So I’ve been thinking a lot lately about why people (especially sex bloggers–especially pseudonymous and anonymous* sex bloggers) blog. I know the reasons are different for different people, but I’m pretty sure there are some common ones.
I’m pretty sure we all like the attention, whether it’s to be lauded for our writing (To be fair, this should be taken with a huge chunk of extra coarse kosher salt, cos you know, consider the source of praise: Folks who spend lots of time reading smut on the internets are most likely not literary agents or publishers, and if you are, call me!), to be seen as experts on some aspect of sexuality, or purely to shock the hell out of our readers.
It’s nice to hear that people like us. Or respect what we write. Or are horrified by or envious of the things we do. It means we’re having an impact on people, however small. It means people are paying attention, and we’re pretty much attention whores.
Before I was a blogger, I was a writer. I recorded everything in my journals from grade school forward and I’ve saved every one. They’re boring, but they are my archives, half a diary dedicated to 12 year old angst over why Steve Baker liked Charlotte Spencer more than me. And why his friend Mike wouldn’t leave me alone, when I’d made it very clear I was not interested in him. That one still makes me laugh.
I wrote during my very tumultuous relationship with Craig, the undiagnosed bipolar meanie who insulted me to tears almost daily. Writing (yeah, okay, and therapy) cleared a path out. And now I can read those entries, see the one surviving photo of myself then–5’4″ and 100 pounds, all sunken cheeks and hollow eyes–and track my existence from that to this.
I don’t want to forget what insignificance feels like. I want to remind myself and others that meaningful lives take up space. That’s why I write.
But before I could write, I spoke.
I am a talker. I’m not the most talkative person in the room, but given a person or group with little knowledge of or experience with something I know a lot about, I revel in the role of expert.
This is as true about potty training and removing chewing gum from hair as it is about kinky sex. But kinky sex is much more titillating than chewing gum and toilets.

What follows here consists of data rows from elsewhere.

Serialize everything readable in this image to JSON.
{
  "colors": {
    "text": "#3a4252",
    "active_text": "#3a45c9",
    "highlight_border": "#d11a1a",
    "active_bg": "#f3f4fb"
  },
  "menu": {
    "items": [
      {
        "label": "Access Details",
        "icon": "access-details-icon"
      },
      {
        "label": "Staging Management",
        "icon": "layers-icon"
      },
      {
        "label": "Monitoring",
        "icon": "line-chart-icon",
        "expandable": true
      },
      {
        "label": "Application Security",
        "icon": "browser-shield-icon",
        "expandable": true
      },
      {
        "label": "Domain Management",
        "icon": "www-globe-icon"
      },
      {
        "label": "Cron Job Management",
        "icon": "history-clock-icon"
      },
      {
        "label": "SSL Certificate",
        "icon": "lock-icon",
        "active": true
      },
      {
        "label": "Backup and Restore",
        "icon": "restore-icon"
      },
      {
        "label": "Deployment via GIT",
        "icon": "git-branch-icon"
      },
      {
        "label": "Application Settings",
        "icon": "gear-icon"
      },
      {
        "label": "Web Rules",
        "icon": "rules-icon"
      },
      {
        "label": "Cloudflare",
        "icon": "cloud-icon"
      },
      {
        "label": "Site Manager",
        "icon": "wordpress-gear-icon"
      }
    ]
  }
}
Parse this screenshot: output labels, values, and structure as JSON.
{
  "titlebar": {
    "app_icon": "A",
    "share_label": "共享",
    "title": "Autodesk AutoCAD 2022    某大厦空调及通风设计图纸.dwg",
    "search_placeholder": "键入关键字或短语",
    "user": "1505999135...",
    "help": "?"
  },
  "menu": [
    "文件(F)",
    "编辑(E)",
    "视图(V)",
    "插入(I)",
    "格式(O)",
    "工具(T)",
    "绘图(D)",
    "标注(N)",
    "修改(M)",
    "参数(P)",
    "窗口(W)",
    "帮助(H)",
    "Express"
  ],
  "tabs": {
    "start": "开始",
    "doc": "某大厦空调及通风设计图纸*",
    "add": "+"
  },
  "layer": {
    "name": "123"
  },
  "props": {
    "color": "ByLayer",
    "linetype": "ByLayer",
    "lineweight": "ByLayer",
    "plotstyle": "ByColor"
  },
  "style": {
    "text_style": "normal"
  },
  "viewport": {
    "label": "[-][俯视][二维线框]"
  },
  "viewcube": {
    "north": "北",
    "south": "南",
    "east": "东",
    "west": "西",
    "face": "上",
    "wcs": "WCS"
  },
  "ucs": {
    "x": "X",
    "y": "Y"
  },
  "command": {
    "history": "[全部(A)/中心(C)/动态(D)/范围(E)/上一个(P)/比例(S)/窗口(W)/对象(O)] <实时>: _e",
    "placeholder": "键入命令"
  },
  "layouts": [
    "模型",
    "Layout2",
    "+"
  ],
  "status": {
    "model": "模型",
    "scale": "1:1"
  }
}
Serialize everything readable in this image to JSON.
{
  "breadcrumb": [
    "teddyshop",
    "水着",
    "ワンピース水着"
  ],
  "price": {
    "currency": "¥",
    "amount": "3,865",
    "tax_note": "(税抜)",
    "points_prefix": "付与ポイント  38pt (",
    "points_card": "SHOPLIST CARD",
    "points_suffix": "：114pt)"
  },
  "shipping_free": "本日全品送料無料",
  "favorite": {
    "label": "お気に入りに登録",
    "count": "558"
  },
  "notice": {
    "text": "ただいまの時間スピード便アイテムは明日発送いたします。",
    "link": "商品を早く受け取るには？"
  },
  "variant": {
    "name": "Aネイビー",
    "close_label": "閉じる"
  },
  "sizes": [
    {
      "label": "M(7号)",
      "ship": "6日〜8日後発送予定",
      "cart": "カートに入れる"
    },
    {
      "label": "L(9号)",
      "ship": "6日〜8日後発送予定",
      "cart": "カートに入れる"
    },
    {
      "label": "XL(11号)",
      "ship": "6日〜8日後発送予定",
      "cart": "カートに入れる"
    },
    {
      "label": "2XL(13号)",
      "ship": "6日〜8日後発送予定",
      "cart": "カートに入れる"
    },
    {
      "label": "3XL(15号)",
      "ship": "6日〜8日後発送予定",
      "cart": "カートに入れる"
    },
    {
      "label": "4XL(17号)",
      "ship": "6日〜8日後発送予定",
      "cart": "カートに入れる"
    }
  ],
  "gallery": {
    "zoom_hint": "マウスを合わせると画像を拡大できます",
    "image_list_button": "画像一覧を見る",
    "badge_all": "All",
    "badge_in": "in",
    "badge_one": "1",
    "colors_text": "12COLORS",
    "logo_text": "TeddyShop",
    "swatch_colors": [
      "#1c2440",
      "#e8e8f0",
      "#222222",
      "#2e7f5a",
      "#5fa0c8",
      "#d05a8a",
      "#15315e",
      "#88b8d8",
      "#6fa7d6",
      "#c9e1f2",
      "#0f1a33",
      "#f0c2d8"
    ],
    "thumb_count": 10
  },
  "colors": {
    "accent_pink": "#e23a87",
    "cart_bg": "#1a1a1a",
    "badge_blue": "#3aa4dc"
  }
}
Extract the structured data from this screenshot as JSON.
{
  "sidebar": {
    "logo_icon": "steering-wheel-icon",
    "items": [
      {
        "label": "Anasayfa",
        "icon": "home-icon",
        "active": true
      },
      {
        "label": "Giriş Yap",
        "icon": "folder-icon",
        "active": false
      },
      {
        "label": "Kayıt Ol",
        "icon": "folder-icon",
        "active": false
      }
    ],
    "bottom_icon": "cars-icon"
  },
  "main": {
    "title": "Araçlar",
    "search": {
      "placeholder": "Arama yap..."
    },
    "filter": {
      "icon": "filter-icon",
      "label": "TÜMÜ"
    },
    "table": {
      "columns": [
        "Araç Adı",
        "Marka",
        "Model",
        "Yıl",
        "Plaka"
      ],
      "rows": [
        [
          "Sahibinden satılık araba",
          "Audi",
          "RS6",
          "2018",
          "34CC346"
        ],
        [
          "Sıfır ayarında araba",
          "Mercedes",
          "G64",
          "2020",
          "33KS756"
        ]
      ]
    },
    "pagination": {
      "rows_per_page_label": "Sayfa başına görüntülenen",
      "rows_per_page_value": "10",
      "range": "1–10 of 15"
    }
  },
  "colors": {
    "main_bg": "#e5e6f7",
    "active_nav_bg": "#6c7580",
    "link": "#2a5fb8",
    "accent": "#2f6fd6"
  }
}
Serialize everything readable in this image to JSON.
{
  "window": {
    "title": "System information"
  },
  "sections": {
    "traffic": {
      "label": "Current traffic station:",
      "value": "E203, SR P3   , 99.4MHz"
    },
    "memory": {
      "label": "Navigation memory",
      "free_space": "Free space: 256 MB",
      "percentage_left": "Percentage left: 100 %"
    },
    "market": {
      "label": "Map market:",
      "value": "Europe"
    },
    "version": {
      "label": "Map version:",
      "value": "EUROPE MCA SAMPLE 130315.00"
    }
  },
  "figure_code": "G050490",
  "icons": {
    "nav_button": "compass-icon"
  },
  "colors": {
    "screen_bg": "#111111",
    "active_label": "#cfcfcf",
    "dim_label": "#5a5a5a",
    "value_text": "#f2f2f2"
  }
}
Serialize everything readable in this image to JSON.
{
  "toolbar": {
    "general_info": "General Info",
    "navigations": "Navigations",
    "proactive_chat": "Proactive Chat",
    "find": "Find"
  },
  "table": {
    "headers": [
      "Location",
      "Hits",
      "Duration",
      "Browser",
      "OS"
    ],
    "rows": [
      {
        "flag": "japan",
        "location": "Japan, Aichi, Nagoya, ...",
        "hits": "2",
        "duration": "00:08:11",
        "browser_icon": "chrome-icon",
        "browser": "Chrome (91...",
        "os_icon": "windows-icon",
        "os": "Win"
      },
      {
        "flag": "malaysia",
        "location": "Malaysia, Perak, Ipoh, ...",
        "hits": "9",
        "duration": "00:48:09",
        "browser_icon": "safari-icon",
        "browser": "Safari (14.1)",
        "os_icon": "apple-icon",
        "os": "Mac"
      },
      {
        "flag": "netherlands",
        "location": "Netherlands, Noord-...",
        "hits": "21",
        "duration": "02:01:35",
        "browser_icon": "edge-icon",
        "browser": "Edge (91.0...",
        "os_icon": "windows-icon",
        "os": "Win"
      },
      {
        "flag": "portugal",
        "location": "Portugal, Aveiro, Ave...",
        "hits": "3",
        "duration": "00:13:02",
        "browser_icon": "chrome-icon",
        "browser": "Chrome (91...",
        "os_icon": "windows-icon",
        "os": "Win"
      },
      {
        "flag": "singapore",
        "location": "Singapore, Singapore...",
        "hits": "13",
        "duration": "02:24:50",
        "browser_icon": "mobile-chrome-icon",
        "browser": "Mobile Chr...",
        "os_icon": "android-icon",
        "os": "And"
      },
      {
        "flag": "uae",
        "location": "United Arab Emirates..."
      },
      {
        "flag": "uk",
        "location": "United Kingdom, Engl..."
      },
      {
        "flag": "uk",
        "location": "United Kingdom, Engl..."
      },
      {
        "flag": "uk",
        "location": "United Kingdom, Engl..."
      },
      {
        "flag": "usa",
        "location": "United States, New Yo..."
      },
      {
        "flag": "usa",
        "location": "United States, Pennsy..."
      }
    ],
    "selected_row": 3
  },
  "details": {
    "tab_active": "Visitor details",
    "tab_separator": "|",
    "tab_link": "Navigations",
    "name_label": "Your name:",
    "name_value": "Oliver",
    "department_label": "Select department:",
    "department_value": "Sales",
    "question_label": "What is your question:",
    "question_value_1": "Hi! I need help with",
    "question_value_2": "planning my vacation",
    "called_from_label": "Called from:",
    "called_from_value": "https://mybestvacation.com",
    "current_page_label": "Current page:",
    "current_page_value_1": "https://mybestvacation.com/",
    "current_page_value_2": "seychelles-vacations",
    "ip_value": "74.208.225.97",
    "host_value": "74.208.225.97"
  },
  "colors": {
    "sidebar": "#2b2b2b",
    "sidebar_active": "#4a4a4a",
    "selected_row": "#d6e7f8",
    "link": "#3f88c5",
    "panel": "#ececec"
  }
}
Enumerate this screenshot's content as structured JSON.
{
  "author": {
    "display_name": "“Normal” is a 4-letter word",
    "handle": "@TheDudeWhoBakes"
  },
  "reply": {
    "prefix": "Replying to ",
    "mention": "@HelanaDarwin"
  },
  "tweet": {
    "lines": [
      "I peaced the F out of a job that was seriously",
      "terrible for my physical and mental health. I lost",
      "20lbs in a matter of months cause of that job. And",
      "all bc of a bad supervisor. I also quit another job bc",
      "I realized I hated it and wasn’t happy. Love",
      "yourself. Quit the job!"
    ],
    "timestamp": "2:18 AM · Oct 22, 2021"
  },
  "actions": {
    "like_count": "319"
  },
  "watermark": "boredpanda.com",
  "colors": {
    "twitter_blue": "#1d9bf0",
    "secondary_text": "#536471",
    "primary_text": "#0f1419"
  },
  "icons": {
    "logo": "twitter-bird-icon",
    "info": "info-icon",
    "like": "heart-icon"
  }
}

Before I had a blog I would call my friends to tell them about the unbelievably hot sex I’d had the day before or was fixing to have later that evening. I enjoyed being open about my sex life, I enjoyed the admiration and envy of my less prolific girlfriends and I took just a little bit of satisfaction in knowing that it drove my guy friends crazy.
But I would end up telling the same story several times while also writing it in my journal. This was a big waste of time for me, especially once I became a parent, and a single one at that. That’s where the sex blogging comes in. When I discovered that I could record things once and let people read if they chose to, it freed me up tremendously.
A problem with having intimate details of one’s life published on the internet is that it’s in the public domain. And like it or not, there are people who don’t want to read about me sucking cock or sliding my finger into a girl’s wet pussy.
No, really. There are.
Enter pseudonyms and fictionalized locations. The intentional blurring of the edges which we bloggers do to varying degrees lets us be more frank in our discussions. We can feel fairly secure that our blog is not going to come up at the next PTA meeting. And if it does we have deniability.
I’m pseudonymous for now. If I didn’t have children I don’t think I would be. I’m not embarrassed or ashamed of my life. In fact, I think it’s pretty great. I do think of my parents and my children and wonder what would happen to them in their own circles if I was out.
This pisses me off because two weeks ago I was subjected to a half-hour discussion about my aunt Janice’s bleeding hemorrhoids (internal and external, thanks) and no one cared, but it would have shocked the table into silence had I detailed my orgasm from earlier that day.
Which is just stupid because they’re both about things in asses.
Ultimately, if it came to it, I don’t think the world would end if I went public. I’d like to think that people have better ways to spend their time than to worry who Madeline Glass really is.
But I would like to spend a little more time with my kids to cement healthy attitudes about sex and love and relationships into their churning little brains before explaining the difference between figging and teabagging.
*pseudonymous: Writing or written under a false name.
anonymous: Not identified by name; of unknown name; having no outstanding, individual or unusual features; unremarkable or impersonal.